* SOURCE DATA

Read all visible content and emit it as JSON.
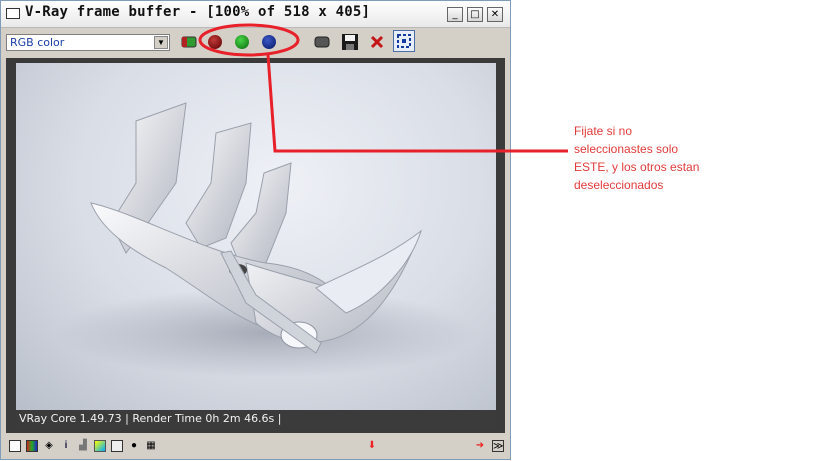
{
  "window": {
    "title": "V-Ray frame buffer - [100% of 518 x 405]",
    "minimize_icon": "minimize-icon",
    "maximize_icon": "maximize-icon",
    "close_icon": "close-icon"
  },
  "toolbar": {
    "channel_select": {
      "selected": "RGB color"
    },
    "buttons": [
      {
        "name": "rgb-channels-button",
        "icon": "rgb-icon"
      },
      {
        "name": "red-channel-button",
        "icon": "red-dot-icon",
        "color": "#8b0000"
      },
      {
        "name": "green-channel-button",
        "icon": "green-dot-icon",
        "color": "#0a8a0a"
      },
      {
        "name": "blue-channel-button",
        "icon": "blue-dot-icon",
        "color": "#08207a"
      },
      {
        "name": "alpha-channel-button",
        "icon": "alpha-icon"
      },
      {
        "name": "save-image-button",
        "icon": "save-icon"
      },
      {
        "name": "clear-image-button",
        "icon": "x-icon",
        "color": "#c41616"
      },
      {
        "name": "region-render-button",
        "icon": "region-icon"
      }
    ]
  },
  "render": {
    "status_text": "VRay Core 1.49.73 | Render Time 0h 2m 46.6s |"
  },
  "annotation": {
    "color": "#e8202a",
    "lines": [
      "Fijate si no",
      "seleccionastes solo",
      "ESTE, y los otros estan",
      "deseleccionados"
    ]
  }
}
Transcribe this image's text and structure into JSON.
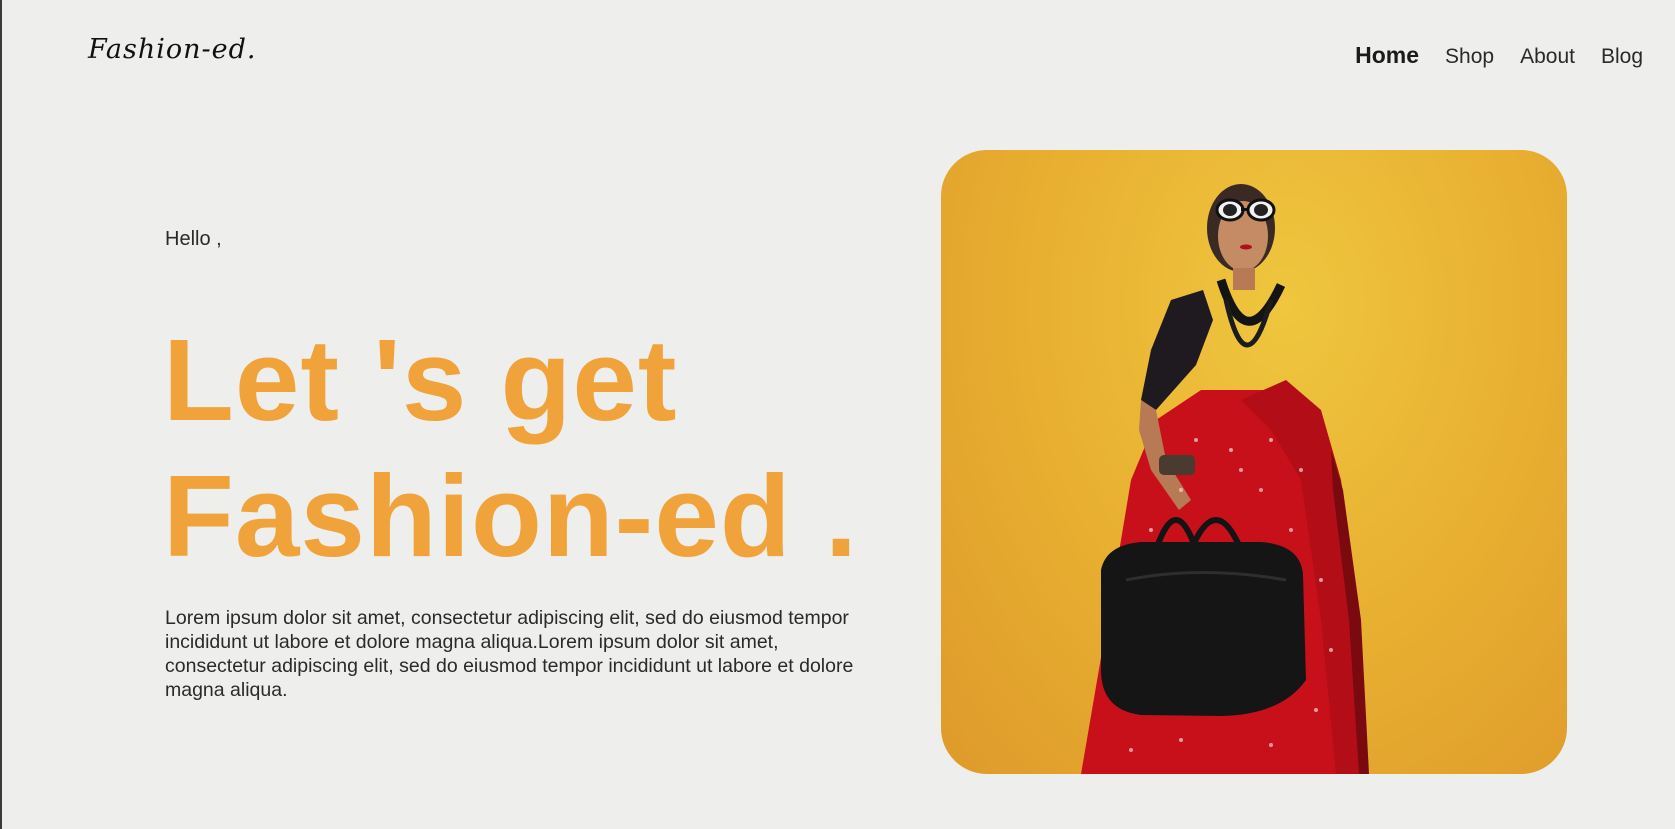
{
  "brand": {
    "logo_text": "Fashion-ed."
  },
  "nav": {
    "items": [
      {
        "label": "Home",
        "active": true
      },
      {
        "label": "Shop",
        "active": false
      },
      {
        "label": "About",
        "active": false
      },
      {
        "label": "Blog",
        "active": false
      }
    ]
  },
  "hero": {
    "greeting": "Hello ,",
    "headline_line1": "Let 's get",
    "headline_line2": "Fashion-ed .",
    "body": "Lorem ipsum dolor sit amet, consectetur adipiscing elit, sed do eiusmod tempor incididunt ut labore et dolore magna aliqua.Lorem ipsum dolor sit amet, consectetur adipiscing elit, sed do eiusmod tempor incididunt ut labore et dolore magna aliqua.",
    "image_alt": "model in red saree with black handbag on yellow background"
  },
  "colors": {
    "background": "#eeeeec",
    "accent": "#f0a33b",
    "text": "#2a2a2a",
    "image_bg": "#e9b232"
  }
}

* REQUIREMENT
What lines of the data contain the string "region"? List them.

* REPLY TO THE EXERCISE
        "name": "region-render-button",
        "icon": "region-icon"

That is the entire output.